DIRECTIONS FOR THIS TASK: Needed from the data below: all lines that contain the word "role".

DATA EXCERPTS:
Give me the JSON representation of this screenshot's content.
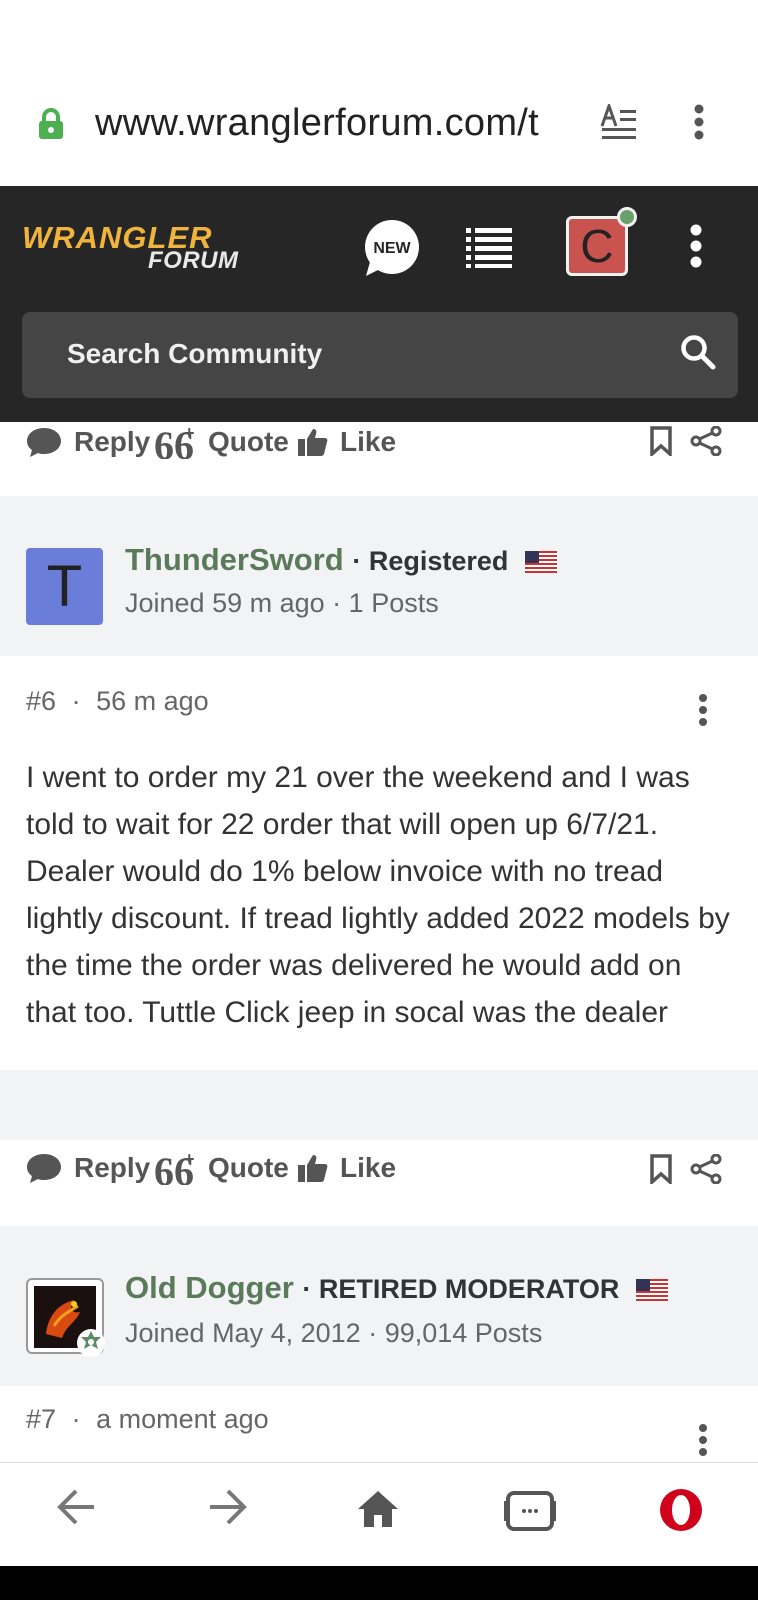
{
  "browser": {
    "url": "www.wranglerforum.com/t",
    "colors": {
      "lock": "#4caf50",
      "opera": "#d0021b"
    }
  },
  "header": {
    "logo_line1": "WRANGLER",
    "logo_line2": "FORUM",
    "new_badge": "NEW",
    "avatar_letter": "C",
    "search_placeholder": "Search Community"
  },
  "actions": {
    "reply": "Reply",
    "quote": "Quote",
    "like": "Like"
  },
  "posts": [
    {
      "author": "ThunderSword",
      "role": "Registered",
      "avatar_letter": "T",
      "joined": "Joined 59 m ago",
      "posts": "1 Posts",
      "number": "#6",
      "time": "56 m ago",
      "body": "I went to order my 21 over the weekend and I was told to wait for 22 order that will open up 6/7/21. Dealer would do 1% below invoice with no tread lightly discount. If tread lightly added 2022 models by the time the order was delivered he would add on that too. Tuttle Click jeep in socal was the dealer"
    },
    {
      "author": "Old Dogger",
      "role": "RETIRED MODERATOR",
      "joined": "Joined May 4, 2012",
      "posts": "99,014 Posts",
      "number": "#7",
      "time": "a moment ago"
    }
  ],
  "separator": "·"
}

EXERCISE RESPONSE:
      "role": "Registered",
      "role": "RETIRED MODERATOR",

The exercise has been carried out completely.